Dell has made a tremendous amount of noise in the media over the past few months caused by the ripple effect of its acquisition of EMC. Whether one thinks the merger is a good idea or not, it’s a fact that the merger will have a significant impact on the storage and server industries.
Today, Dell announced plans that will bolster its position in networking.
The move to become a digital organization is a trend that’s now being felt across almost all companies in every vertical. The building blocks of digital are technologies such as cloud, mobile, big data and analytics. What do these have in common? They’re all network-centric, meaning the network plays a key role in the shift to a digital enterprise.
However, with networking, Dell chose to round out its solution with partnerships rather than by making a big acquisition or even a series of smaller purchases. Historically, Dell has relied heavily on partners to compete in networking, so this strategy isn’t a surprise.
Unified management of wired and wireless networks
Mobility is obviously an important part of an organization’s digital strategy, meaning Wi-Fi becomes a strategic technology. However, Wi-Fi will never be the only network in a company, as the Wi-Fi needs to connect back to a wired network. The challenge for many organizations is that the wireless and wired networks need to be managed independently. To solve this problem, Dell has partnered with Aerohive to deliver a cloud-managed solution that offers unified management of Aerohive APs and Dell’s N-Series switches via HiveManager NG, Aerohive’s cloud management tool.
HiveManager NG offers a customizable user interface that provides granular views of all aspects of the Dell and Aerohive network devices, including application traffic, users, policy management and switch status. Dell has other Wi-Fi partners, but Aerohive is the only one that has been integrated at a management level and fulfills on the vision of Dell’s ONE Network solution.
Building solutions around OS10
In the data center, Dell has been one of the more aggressive vendors with respect to Open Networking and, like it’s doing in the access space, it is developing solutions based on best-of-breed partners rather than trying to be all things to all people.
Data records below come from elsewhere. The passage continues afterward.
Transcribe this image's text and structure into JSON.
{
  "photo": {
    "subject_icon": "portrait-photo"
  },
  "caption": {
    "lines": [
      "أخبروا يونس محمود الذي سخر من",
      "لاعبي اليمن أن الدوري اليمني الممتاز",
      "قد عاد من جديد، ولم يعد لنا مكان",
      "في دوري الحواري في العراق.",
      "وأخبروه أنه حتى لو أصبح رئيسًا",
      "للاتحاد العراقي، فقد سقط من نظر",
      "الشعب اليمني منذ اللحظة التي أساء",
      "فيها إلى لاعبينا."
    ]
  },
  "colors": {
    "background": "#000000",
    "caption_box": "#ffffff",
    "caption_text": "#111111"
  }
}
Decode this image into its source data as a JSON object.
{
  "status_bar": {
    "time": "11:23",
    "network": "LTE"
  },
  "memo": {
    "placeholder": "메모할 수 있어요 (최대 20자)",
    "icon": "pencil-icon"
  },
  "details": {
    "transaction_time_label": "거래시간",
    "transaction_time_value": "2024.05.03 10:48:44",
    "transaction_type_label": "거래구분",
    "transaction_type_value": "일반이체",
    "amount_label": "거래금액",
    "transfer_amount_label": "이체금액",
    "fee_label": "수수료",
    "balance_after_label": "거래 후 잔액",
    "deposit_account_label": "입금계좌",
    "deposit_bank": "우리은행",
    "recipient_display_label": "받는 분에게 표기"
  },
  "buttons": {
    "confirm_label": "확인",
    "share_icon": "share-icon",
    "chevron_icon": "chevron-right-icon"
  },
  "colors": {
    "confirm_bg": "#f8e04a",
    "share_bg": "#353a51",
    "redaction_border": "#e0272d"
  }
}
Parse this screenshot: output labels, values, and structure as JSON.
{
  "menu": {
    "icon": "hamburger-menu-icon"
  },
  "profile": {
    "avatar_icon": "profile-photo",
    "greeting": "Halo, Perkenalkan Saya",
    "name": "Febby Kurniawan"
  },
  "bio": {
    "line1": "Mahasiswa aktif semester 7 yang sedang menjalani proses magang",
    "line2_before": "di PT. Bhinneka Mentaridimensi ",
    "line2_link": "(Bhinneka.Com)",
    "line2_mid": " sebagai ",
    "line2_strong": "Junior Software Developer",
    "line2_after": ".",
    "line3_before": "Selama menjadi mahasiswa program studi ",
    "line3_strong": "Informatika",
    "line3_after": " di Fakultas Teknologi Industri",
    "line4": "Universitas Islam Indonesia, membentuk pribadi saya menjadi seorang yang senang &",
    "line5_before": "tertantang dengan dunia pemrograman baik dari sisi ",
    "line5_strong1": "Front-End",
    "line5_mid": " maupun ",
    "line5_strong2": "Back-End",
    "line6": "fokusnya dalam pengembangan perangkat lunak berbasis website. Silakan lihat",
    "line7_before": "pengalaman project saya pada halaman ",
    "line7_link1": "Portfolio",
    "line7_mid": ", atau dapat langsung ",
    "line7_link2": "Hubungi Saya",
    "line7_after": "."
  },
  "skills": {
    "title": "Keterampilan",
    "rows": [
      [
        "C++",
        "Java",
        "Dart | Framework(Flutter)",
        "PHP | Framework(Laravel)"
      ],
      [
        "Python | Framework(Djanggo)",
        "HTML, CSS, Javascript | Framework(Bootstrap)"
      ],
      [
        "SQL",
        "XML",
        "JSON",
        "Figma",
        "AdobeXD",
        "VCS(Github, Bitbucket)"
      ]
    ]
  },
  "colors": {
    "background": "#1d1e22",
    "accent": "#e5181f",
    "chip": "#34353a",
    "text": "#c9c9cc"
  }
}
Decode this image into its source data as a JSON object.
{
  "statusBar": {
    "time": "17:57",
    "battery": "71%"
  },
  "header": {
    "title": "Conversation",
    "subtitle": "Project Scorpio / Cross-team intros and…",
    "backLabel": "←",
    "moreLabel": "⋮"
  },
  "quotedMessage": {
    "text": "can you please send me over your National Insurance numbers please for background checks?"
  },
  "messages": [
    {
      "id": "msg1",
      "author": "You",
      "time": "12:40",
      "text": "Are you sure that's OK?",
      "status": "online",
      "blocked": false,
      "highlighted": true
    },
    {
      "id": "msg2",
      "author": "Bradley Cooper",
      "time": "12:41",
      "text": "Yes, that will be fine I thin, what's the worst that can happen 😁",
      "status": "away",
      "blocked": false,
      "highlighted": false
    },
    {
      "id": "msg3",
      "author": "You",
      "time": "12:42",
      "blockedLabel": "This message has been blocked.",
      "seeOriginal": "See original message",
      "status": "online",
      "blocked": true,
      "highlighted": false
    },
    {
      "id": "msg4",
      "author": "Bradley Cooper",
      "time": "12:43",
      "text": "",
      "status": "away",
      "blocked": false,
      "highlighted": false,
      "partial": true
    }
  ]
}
The company is pushing forward with its Operating System 10 (OS10) by building a number of integrated solutions around it. These include:
- Dell OS10 and OCP SONiC. Dell, Microsoft Azure and other companies made contributions to found the Open Compute Projects (OCP) Software for Open Networking in the Cloud (SONiC) initiative. The goal of the consortium is to open source all the components required to build fully functional network software. Dell’s OS10 base software was built to be a foundational component of SONiC.
- Ansible Tower by Red Hat automates IT processes by adding security, control and delegation capabilities for a number of enterprise use cases, such as application deployment and multi-tier orchestration. OS10 has been integrated into Ansible Tower to enable customers to deploy Dell switches into an automated IT environment.
- F5 combined with OS10 enables load balancing over “active-active” clusters across a wide range of network services for scale out deployments. OS10 integrated into F5’s market-leading application-delivery controllers creates tight integration between network and computing.
- Silver Peak’s SD-WAN solution and OS10 have been integrated to offer greater optimization capabilities between the data center and branch offices across public and private cloud environments.
The networking industry is moving at a speed I haven’t seen since the 1990s when competition was at an all-time high. Every vendor is now trying to prove itself as an open vendor, but there is no bigger proof point to that than the number of ecosystem partners that can work with its solution. Dell’s “partner” approach should enable it to continue to move fast with new solutions why validating the vision it laid out for OS10.